• Clear gutters and repair roof leaks to avoid clogging from snow. Don't put cleaning your gutters off until the weather conditions are too unbearable. It is important to clear out your gutters and repair your roof to help avoid major damage from snow and ice.
• Check out your heating system and replace furnace filters as the temperature drops. You don't want to realize your heater doesn't work and that you're without a warm living space as colder weather sets in.
• Check your windows and doors for cracks, leaks or drafts and repair them as soon as possible. This improves efficiency within your home and keeps you warm from the cold air and wind. Install a door draft insulator to help prevent air leakage.

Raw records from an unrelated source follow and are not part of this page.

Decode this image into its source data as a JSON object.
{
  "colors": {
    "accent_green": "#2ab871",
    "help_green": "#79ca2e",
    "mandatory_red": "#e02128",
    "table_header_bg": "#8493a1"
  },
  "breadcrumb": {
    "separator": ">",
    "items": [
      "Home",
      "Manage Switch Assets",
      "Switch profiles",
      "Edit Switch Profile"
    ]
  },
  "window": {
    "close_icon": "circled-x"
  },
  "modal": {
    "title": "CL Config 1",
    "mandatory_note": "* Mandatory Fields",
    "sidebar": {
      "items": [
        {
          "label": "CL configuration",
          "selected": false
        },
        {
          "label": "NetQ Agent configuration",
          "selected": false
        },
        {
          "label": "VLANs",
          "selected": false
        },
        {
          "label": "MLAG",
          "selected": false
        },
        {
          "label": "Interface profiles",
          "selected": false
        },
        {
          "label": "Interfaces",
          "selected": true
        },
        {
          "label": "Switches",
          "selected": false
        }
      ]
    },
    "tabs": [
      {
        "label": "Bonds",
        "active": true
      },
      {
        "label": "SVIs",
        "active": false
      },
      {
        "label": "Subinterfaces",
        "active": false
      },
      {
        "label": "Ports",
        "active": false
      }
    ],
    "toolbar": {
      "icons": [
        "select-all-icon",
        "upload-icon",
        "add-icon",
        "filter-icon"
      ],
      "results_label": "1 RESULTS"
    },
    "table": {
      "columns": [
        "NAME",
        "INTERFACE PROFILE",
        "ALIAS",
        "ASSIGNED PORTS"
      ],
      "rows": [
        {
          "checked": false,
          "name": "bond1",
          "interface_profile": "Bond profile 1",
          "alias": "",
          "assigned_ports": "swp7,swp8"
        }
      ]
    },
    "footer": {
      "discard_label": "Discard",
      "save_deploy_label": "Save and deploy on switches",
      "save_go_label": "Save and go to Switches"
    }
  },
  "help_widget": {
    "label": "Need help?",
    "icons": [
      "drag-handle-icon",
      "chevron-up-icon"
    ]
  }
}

• Drain and turn off your sprinkler system. This may seem like a no brainer, but many people don't remember to complete this task. Drain and turn off your sprinkler system, as well as your hoses, to prevent freezing and other problems.
• Insulate your pipes by wrapping them in insulation or newspapers and plastic. Doing so will lower the chance of frozen pipes later on. Keep the faucets dripping water so that water is always flowing through the pipes, rather than standing still.
• Invest in a carbon monoxide detector. Carbon monoxide-related deaths are at their peak during the winter months, so protect yourself from this harmful gas by installing carbon monoxide detectors in every sleeping area and on every level within your home.
• Keep a winter emergency kit in your home. Include water, blankets, a battery-powered flashlight, a battery-powered radio, emergency flares, energy bars, a pocket knife, rope, jumper cables, a lighter, rock salt and sand in the kit.
• Rock salt or sand your walkways, driveways and other pathways to improve traction and melt snow and ice. Rock salt melts ice when the temperature is about 12 degrees Fahrenheit. Sand does not melt ice, but improves traction during dangerous conditions. You may consider adding both to your driveway and walkways to ensure optimal safety.
Source: Snow Joe
Published with permission from RISMedia.